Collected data

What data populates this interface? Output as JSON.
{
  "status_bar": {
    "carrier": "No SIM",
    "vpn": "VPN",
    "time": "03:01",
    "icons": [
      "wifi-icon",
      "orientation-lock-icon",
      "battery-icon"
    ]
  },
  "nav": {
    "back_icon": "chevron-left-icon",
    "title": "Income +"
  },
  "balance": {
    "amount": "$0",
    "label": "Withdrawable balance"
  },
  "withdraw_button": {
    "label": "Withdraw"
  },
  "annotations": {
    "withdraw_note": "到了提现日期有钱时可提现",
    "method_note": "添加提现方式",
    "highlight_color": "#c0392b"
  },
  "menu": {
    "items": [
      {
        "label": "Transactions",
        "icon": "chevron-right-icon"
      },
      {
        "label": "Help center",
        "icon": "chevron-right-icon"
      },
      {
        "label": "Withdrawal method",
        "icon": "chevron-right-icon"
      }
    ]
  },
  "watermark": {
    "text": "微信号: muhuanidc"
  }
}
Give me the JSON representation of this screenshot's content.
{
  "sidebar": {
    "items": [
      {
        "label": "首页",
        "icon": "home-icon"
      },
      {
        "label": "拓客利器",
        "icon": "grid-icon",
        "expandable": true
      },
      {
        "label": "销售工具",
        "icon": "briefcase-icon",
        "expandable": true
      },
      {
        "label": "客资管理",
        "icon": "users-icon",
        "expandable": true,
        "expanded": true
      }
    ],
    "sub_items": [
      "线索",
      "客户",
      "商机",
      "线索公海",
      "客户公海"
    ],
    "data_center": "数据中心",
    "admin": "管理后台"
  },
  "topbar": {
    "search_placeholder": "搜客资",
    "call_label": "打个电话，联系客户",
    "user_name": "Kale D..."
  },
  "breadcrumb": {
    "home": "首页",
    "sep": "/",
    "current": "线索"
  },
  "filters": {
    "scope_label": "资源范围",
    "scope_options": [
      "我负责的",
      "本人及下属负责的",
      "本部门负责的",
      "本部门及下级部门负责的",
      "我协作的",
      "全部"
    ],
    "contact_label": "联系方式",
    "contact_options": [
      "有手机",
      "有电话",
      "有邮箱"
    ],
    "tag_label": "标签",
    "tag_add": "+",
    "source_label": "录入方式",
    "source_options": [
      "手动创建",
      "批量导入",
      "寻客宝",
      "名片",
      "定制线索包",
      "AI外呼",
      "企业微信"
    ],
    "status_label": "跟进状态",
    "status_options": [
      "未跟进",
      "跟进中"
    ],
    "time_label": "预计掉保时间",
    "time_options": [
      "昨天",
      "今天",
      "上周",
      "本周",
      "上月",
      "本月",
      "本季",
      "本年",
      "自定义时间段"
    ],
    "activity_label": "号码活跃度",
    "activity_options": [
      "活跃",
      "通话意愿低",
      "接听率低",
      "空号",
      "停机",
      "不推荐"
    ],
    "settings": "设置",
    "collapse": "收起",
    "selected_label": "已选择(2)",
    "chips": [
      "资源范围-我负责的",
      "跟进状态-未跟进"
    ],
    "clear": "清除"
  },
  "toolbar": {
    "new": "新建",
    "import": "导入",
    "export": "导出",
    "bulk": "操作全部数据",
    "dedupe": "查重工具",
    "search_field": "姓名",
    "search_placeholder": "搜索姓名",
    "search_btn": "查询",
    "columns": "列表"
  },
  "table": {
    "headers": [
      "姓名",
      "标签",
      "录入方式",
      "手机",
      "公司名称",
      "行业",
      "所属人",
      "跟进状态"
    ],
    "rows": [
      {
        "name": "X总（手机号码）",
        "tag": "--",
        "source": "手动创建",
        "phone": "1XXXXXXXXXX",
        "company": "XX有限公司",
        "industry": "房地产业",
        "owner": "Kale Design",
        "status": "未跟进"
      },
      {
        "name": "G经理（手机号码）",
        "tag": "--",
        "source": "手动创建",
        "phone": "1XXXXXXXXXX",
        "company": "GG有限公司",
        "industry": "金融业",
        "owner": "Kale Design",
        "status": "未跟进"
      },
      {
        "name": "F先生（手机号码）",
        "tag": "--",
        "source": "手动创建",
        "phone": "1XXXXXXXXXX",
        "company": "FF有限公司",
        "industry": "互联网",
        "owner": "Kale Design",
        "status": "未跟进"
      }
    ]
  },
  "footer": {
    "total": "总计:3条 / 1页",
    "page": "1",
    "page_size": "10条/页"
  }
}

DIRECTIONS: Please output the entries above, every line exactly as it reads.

ANSWER TO THE PROBLEM:
What data populates this interface? Output as JSON.
{
  "status_bar": {
    "carrier": "No SIM",
    "vpn": "VPN",
    "time": "03:01",
    "icons": [
      "wifi-icon",
      "orientation-lock-icon",
      "battery-icon"
    ]
  },
  "nav": {
    "back_icon": "chevron-left-icon",
    "title": "Income +"
  },
  "balance": {
    "amount": "$0",
    "label": "Withdrawable balance"
  },
  "withdraw_button": {
    "label": "Withdraw"
  },
  "annotations": {
    "withdraw_note": "到了提现日期有钱时可提现",
    "method_note": "添加提现方式",
    "highlight_color": "#c0392b"
  },
  "menu": {
    "items": [
      {
        "label": "Transactions",
        "icon": "chevron-right-icon"
      },
      {
        "label": "Help center",
        "icon": "chevron-right-icon"
      },
      {
        "label": "Withdrawal method",
        "icon": "chevron-right-icon"
      }
    ]
  },
  "watermark": {
    "text": "微信号: muhuanidc"
  }
}
Give me the JSON representation of this screenshot's content.
{
  "sidebar": {
    "items": [
      {
        "label": "首页",
        "icon": "home-icon"
      },
      {
        "label": "拓客利器",
        "icon": "grid-icon",
        "expandable": true
      },
      {
        "label": "销售工具",
        "icon": "briefcase-icon",
        "expandable": true
      },
      {
        "label": "客资管理",
        "icon": "users-icon",
        "expandable": true,
        "expanded": true
      }
    ],
    "sub_items": [
      "线索",
      "客户",
      "商机",
      "线索公海",
      "客户公海"
    ],
    "data_center": "数据中心",
    "admin": "管理后台"
  },
  "topbar": {
    "search_placeholder": "搜客资",
    "call_label": "打个电话，联系客户",
    "user_name": "Kale D..."
  },
  "breadcrumb": {
    "home": "首页",
    "sep": "/",
    "current": "线索"
  },
  "filters": {
    "scope_label": "资源范围",
    "scope_options": [
      "我负责的",
      "本人及下属负责的",
      "本部门负责的",
      "本部门及下级部门负责的",
      "我协作的",
      "全部"
    ],
    "contact_label": "联系方式",
    "contact_options": [
      "有手机",
      "有电话",
      "有邮箱"
    ],
    "tag_label": "标签",
    "tag_add": "+",
    "source_label": "录入方式",
    "source_options": [
      "手动创建",
      "批量导入",
      "寻客宝",
      "名片",
      "定制线索包",
      "AI外呼",
      "企业微信"
    ],
    "status_label": "跟进状态",
    "status_options": [
      "未跟进",
      "跟进中"
    ],
    "time_label": "预计掉保时间",
    "time_options": [
      "昨天",
      "今天",
      "上周",
      "本周",
      "上月",
      "本月",
      "本季",
      "本年",
      "自定义时间段"
    ],
    "activity_label": "号码活跃度",
    "activity_options": [
      "活跃",
      "通话意愿低",
      "接听率低",
      "空号",
      "停机",
      "不推荐"
    ],
    "settings": "设置",
    "collapse": "收起",
    "selected_label": "已选择(2)",
    "chips": [
      "资源范围-我负责的",
      "跟进状态-未跟进"
    ],
    "clear": "清除"
  },
  "toolbar": {
    "new": "新建",
    "import": "导入",
    "export": "导出",
    "bulk": "操作全部数据",
    "dedupe": "查重工具",
    "search_field": "姓名",
    "search_placeholder": "搜索姓名",
    "search_btn": "查询",
    "columns": "列表"
  },
  "table": {
    "headers": [
      "姓名",
      "标签",
      "录入方式",
      "手机",
      "公司名称",
      "行业",
      "所属人",
      "跟进状态"
    ],
    "rows": [
      {
        "name": "X总（手机号码）",
        "tag": "--",
        "source": "手动创建",
        "phone": "1XXXXXXXXXX",
        "company": "XX有限公司",
        "industry": "房地产业",
        "owner": "Kale Design",
        "status": "未跟进"
      },
      {
        "name": "G经理（手机号码）",
        "tag": "--",
        "source": "手动创建",
        "phone": "1XXXXXXXXXX",
        "company": "GG有限公司",
        "industry": "金融业",
        "owner": "Kale Design",
        "status": "未跟进"
      },
      {
        "name": "F先生（手机号码）",
        "tag": "--",
        "source": "手动创建",
        "phone": "1XXXXXXXXXX",
        "company": "FF有限公司",
        "industry": "互联网",
        "owner": "Kale Design",
        "status": "未跟进"
      }
    ]
  },
  "footer": {
    "total": "总计:3条 / 1页",
    "page": "1",
    "page_size": "10条/页"
  }
}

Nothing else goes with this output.